***** MATERIAL SUPPLIED
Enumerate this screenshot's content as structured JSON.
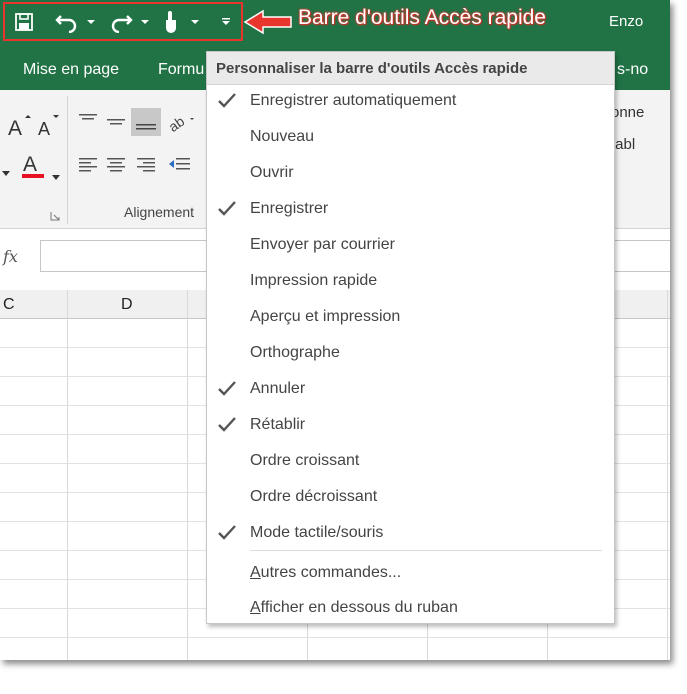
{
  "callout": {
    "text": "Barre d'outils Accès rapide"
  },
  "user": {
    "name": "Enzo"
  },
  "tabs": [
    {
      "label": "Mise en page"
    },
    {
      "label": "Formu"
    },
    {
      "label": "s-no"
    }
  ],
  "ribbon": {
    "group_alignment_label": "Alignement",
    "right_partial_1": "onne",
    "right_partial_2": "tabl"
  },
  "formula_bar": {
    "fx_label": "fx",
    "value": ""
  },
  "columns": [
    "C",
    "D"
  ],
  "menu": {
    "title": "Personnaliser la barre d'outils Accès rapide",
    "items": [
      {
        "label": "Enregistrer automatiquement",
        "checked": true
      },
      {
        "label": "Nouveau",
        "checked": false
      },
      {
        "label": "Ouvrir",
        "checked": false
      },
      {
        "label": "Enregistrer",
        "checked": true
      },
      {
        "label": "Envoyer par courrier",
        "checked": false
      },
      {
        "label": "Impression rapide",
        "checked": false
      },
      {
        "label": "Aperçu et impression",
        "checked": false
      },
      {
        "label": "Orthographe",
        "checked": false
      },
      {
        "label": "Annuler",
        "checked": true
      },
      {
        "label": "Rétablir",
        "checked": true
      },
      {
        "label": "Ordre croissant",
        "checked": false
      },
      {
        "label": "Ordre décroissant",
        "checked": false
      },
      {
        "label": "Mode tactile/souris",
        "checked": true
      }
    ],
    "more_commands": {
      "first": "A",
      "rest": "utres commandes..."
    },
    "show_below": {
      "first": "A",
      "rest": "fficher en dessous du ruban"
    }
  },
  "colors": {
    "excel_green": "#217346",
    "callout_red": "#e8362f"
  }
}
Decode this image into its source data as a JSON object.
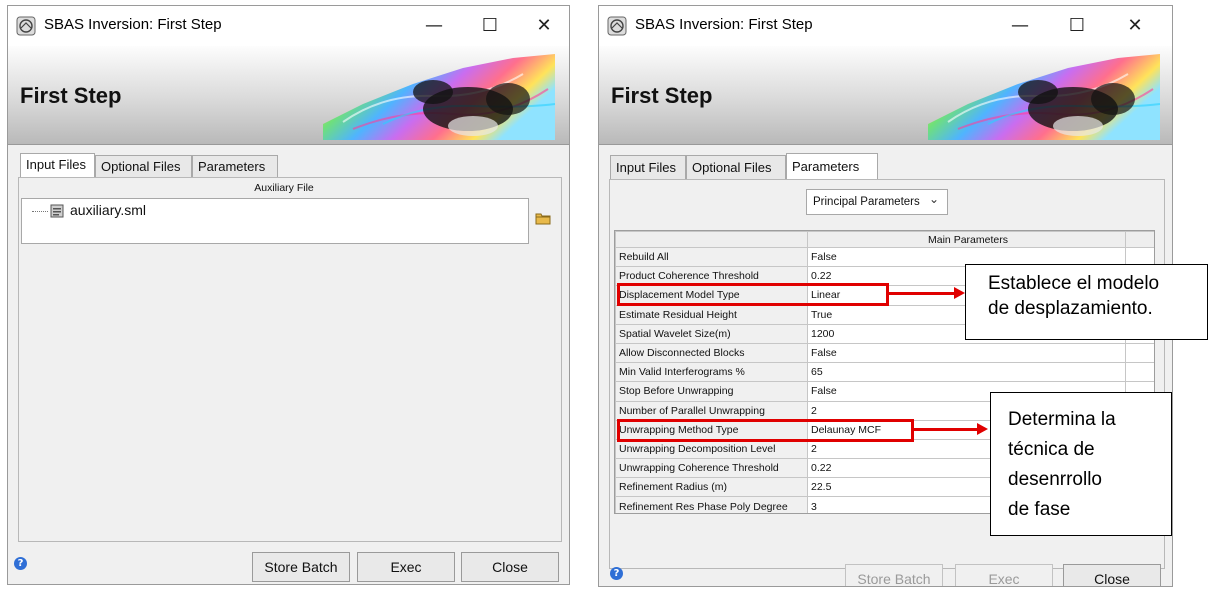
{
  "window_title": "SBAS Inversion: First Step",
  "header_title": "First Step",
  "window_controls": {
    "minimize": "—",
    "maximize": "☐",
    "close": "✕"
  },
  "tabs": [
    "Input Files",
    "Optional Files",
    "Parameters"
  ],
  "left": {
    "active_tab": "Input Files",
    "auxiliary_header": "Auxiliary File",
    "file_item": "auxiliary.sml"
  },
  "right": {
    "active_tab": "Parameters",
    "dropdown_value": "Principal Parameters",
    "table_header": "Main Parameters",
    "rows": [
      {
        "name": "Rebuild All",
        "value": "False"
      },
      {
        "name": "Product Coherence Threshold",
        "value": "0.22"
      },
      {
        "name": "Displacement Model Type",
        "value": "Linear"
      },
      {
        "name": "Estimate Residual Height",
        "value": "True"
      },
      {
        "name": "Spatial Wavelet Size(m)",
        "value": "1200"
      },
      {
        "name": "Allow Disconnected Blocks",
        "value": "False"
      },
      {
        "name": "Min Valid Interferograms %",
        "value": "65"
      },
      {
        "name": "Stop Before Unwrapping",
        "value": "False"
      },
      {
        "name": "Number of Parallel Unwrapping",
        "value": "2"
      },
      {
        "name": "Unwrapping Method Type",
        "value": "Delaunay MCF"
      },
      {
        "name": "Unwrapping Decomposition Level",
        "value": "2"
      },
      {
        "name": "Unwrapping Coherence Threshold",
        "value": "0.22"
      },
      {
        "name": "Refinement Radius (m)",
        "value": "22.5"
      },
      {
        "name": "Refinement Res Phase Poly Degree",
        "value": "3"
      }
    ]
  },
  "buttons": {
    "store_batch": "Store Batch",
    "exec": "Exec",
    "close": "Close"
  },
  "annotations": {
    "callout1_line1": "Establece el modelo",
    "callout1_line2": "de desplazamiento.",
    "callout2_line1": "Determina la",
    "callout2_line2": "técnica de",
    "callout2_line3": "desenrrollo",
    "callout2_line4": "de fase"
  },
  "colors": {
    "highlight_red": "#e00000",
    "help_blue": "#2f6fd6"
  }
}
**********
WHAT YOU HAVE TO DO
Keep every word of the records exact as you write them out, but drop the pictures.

RESPONSE TO THE EXERCISE
Enumerate this screenshot's content as structured JSON.
{
  "callout": {
    "text": "Barre d'outils Accès rapide"
  },
  "user": {
    "name": "Enzo"
  },
  "tabs": [
    {
      "label": "Mise en page"
    },
    {
      "label": "Formu"
    },
    {
      "label": "s-no"
    }
  ],
  "ribbon": {
    "group_alignment_label": "Alignement",
    "right_partial_1": "onne",
    "right_partial_2": "tabl"
  },
  "formula_bar": {
    "fx_label": "fx",
    "value": ""
  },
  "columns": [
    "C",
    "D"
  ],
  "menu": {
    "title": "Personnaliser la barre d'outils Accès rapide",
    "items": [
      {
        "label": "Enregistrer automatiquement",
        "checked": true
      },
      {
        "label": "Nouveau",
        "checked": false
      },
      {
        "label": "Ouvrir",
        "checked": false
      },
      {
        "label": "Enregistrer",
        "checked": true
      },
      {
        "label": "Envoyer par courrier",
        "checked": false
      },
      {
        "label": "Impression rapide",
        "checked": false
      },
      {
        "label": "Aperçu et impression",
        "checked": false
      },
      {
        "label": "Orthographe",
        "checked": false
      },
      {
        "label": "Annuler",
        "checked": true
      },
      {
        "label": "Rétablir",
        "checked": true
      },
      {
        "label": "Ordre croissant",
        "checked": false
      },
      {
        "label": "Ordre décroissant",
        "checked": false
      },
      {
        "label": "Mode tactile/souris",
        "checked": true
      }
    ],
    "more_commands": {
      "first": "A",
      "rest": "utres commandes..."
    },
    "show_below": {
      "first": "A",
      "rest": "fficher en dessous du ruban"
    }
  },
  "colors": {
    "excel_green": "#217346",
    "callout_red": "#e8362f"
  }
}
Decode this image into its source data as a JSON object.
{
  "window_title": "SBAS Inversion: First Step",
  "header_title": "First Step",
  "window_controls": {
    "minimize": "—",
    "maximize": "☐",
    "close": "✕"
  },
  "tabs": [
    "Input Files",
    "Optional Files",
    "Parameters"
  ],
  "left": {
    "active_tab": "Input Files",
    "auxiliary_header": "Auxiliary File",
    "file_item": "auxiliary.sml"
  },
  "right": {
    "active_tab": "Parameters",
    "dropdown_value": "Principal Parameters",
    "table_header": "Main Parameters",
    "rows": [
      {
        "name": "Rebuild All",
        "value": "False"
      },
      {
        "name": "Product Coherence Threshold",
        "value": "0.22"
      },
      {
        "name": "Displacement Model Type",
        "value": "Linear"
      },
      {
        "name": "Estimate Residual Height",
        "value": "True"
      },
      {
        "name": "Spatial Wavelet Size(m)",
        "value": "1200"
      },
      {
        "name": "Allow Disconnected Blocks",
        "value": "False"
      },
      {
        "name": "Min Valid Interferograms %",
        "value": "65"
      },
      {
        "name": "Stop Before Unwrapping",
        "value": "False"
      },
      {
        "name": "Number of Parallel Unwrapping",
        "value": "2"
      },
      {
        "name": "Unwrapping Method Type",
        "value": "Delaunay MCF"
      },
      {
        "name": "Unwrapping Decomposition Level",
        "value": "2"
      },
      {
        "name": "Unwrapping Coherence Threshold",
        "value": "0.22"
      },
      {
        "name": "Refinement Radius (m)",
        "value": "22.5"
      },
      {
        "name": "Refinement Res Phase Poly Degree",
        "value": "3"
      }
    ]
  },
  "buttons": {
    "store_batch": "Store Batch",
    "exec": "Exec",
    "close": "Close"
  },
  "annotations": {
    "callout1_line1": "Establece el modelo",
    "callout1_line2": "de desplazamiento.",
    "callout2_line1": "Determina la",
    "callout2_line2": "técnica de",
    "callout2_line3": "desenrrollo",
    "callout2_line4": "de fase"
  },
  "colors": {
    "highlight_red": "#e00000",
    "help_blue": "#2f6fd6"
  }
}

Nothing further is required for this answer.